Second visit to Seamus Heaney country

I returned to County Londonderry in late February and was able to take advantage of settled weather prior to the arrival of the “beast from the East”.

I had several objectives in mind: further exploration of the Moyola river and identification of the Riverbank field referenced in Heaney’s poetry; the two limits (as Heaney described them) of his childhood imagination, namely the mountain Slieve Gallion and Lough Beg; the Sluggan, little more than a ditch, but forming the boundary between two townlands and two dioceses, a liminal signifier to which Heaney attached great significance.

The construction of the Belfast-Derry motorway extension is now encroaching within yards of Heaney’s birthplace at Mossbawn and the adjacent meeting-hall of the Ancient Order of Hibernians is being demolished. I was pleased to have photographed the Hall on my visit last November.

From County Londonderry, I travelled to Boa Island in County Fermanagh –  the site of the two-faced “Janus” stone which was the subject of Heaney’s poem,  “The January God” – and thence to Station Island, a site of Catholic pilgrimage, the title and inspiration of Heaney’s verse sequence referencing among other things the horrors of the Northern Ireland “Troubles”.


Moyola River


Moyola 20
Lough Beg


Slieve Gallion
Slieve Gallion



The Sluggan

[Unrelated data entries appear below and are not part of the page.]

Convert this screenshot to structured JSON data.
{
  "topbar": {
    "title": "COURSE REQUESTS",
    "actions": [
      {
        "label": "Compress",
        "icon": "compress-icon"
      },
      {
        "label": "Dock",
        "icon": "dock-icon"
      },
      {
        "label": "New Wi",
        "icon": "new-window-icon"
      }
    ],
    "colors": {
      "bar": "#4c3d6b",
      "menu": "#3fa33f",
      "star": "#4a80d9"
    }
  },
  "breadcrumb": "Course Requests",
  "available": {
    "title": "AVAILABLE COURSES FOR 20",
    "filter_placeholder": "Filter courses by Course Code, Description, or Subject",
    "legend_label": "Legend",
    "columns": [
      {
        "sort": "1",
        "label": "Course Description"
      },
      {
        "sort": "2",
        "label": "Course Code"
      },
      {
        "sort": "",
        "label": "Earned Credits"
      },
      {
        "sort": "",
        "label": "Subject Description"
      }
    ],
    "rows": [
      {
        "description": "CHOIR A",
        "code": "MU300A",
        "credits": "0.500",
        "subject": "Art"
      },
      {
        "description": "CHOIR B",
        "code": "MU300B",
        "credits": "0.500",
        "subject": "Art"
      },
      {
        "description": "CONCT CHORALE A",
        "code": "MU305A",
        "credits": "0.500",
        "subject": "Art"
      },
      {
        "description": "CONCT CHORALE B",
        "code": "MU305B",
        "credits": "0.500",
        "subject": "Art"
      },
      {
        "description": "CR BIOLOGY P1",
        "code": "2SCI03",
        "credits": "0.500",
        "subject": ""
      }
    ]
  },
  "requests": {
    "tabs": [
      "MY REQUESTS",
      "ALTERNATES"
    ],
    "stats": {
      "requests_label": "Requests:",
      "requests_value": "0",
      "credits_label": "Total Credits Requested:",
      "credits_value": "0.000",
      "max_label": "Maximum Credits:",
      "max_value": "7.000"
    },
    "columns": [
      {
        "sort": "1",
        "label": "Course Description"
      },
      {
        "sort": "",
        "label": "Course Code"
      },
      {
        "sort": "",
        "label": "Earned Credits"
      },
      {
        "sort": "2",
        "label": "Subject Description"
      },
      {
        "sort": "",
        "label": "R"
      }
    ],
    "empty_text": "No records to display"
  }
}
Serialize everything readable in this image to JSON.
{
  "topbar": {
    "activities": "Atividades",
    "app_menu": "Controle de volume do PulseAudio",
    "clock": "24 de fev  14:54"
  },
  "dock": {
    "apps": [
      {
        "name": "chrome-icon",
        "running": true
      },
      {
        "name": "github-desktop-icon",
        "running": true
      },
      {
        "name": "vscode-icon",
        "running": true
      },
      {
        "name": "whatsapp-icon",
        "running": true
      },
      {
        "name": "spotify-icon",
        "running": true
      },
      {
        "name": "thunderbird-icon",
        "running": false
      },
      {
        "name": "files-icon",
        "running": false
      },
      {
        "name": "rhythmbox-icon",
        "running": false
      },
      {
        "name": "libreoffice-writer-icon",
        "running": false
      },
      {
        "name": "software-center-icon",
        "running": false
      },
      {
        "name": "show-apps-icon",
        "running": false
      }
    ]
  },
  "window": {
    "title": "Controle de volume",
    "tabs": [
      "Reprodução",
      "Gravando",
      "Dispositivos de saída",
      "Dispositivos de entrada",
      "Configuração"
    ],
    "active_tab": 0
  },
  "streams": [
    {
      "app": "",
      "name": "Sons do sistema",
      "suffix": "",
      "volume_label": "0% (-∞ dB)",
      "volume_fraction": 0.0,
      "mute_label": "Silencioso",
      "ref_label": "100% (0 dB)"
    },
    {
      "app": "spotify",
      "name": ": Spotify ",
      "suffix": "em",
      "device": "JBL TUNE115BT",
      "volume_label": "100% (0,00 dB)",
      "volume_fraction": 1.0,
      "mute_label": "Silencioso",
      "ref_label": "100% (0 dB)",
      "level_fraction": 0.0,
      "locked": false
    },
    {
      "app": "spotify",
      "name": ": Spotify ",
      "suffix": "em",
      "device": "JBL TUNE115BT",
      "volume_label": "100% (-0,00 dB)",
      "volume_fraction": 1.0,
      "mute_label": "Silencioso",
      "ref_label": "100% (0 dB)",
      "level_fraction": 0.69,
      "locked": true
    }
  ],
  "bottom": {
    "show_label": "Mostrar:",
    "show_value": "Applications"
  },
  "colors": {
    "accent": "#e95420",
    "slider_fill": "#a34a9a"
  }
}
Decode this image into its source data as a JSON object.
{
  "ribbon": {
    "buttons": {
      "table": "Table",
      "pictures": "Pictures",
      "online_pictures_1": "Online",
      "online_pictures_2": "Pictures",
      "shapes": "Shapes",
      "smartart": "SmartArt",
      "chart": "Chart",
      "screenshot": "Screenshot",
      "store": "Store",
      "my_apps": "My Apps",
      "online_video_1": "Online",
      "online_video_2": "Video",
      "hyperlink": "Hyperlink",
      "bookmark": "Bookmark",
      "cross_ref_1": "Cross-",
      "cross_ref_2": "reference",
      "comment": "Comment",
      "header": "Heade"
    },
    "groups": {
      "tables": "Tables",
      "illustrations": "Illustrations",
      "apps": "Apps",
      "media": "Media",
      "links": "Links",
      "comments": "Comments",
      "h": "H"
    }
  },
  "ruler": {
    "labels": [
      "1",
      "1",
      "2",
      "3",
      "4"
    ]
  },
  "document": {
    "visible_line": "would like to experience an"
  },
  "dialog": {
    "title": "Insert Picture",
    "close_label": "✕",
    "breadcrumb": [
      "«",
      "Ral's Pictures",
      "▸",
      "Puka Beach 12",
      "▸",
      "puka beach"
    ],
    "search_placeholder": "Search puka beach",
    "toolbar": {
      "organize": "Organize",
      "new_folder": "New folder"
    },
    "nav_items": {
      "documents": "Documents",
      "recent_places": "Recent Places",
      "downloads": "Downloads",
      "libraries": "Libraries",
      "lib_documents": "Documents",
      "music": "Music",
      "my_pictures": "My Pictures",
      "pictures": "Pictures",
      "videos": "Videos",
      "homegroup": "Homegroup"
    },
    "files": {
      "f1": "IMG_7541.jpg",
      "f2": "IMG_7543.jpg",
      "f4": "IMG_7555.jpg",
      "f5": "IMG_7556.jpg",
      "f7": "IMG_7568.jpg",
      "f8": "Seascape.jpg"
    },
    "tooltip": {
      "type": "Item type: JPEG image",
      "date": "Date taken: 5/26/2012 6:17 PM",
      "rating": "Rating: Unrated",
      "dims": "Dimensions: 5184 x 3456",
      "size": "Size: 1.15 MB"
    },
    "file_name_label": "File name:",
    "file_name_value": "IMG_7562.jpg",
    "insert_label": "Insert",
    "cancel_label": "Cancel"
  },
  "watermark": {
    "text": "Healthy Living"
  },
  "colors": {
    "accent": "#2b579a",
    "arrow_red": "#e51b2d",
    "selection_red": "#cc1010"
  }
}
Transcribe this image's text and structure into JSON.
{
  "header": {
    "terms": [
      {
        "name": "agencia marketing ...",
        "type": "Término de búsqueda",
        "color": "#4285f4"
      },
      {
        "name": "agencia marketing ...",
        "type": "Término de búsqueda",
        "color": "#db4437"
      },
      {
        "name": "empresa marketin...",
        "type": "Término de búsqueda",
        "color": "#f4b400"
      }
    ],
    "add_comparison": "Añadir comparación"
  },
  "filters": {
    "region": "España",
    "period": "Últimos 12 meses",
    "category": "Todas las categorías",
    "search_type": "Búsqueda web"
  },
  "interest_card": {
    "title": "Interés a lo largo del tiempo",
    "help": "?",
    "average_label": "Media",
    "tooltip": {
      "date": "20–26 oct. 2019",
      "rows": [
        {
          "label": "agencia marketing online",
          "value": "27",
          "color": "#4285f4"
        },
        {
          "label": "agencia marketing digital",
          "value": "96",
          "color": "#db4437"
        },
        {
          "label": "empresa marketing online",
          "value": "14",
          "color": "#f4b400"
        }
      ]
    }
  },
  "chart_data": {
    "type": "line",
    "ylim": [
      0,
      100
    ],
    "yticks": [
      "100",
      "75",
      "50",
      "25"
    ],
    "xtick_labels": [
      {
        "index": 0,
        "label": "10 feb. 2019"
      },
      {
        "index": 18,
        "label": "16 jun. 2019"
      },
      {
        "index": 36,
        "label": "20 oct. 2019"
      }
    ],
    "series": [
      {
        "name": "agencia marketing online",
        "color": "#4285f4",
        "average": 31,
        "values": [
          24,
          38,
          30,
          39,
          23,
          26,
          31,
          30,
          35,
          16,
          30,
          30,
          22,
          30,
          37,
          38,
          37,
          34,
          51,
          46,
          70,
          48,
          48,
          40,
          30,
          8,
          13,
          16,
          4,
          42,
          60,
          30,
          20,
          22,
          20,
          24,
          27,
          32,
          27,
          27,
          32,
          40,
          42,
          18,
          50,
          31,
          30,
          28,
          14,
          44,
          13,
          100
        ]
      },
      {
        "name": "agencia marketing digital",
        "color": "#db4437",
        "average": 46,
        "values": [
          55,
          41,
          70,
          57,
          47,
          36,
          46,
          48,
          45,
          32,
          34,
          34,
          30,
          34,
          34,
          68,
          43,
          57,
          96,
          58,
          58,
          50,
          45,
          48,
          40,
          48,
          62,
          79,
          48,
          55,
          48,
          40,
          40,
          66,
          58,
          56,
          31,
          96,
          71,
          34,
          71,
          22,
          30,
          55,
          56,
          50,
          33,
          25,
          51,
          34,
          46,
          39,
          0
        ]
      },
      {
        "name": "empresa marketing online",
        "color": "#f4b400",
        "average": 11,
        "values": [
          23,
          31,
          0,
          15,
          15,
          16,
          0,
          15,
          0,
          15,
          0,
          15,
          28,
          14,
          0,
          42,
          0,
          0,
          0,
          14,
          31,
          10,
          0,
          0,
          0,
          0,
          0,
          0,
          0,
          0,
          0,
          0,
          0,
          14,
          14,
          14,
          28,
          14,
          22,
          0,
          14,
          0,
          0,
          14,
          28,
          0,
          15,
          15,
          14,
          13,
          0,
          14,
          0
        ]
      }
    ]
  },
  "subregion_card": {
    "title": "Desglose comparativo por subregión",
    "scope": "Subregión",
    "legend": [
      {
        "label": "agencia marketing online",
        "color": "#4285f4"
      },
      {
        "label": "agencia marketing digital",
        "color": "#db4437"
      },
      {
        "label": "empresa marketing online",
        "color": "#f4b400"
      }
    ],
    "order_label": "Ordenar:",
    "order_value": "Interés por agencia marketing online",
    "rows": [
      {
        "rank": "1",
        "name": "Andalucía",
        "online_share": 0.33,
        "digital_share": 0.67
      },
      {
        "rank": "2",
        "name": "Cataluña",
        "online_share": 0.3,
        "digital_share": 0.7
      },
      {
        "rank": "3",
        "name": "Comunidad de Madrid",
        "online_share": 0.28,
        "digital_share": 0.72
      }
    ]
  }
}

Moyola 10
Motorway construction close to Heaney’s birthplace



Boa Island (the Janus stone)



Station Island
Station Island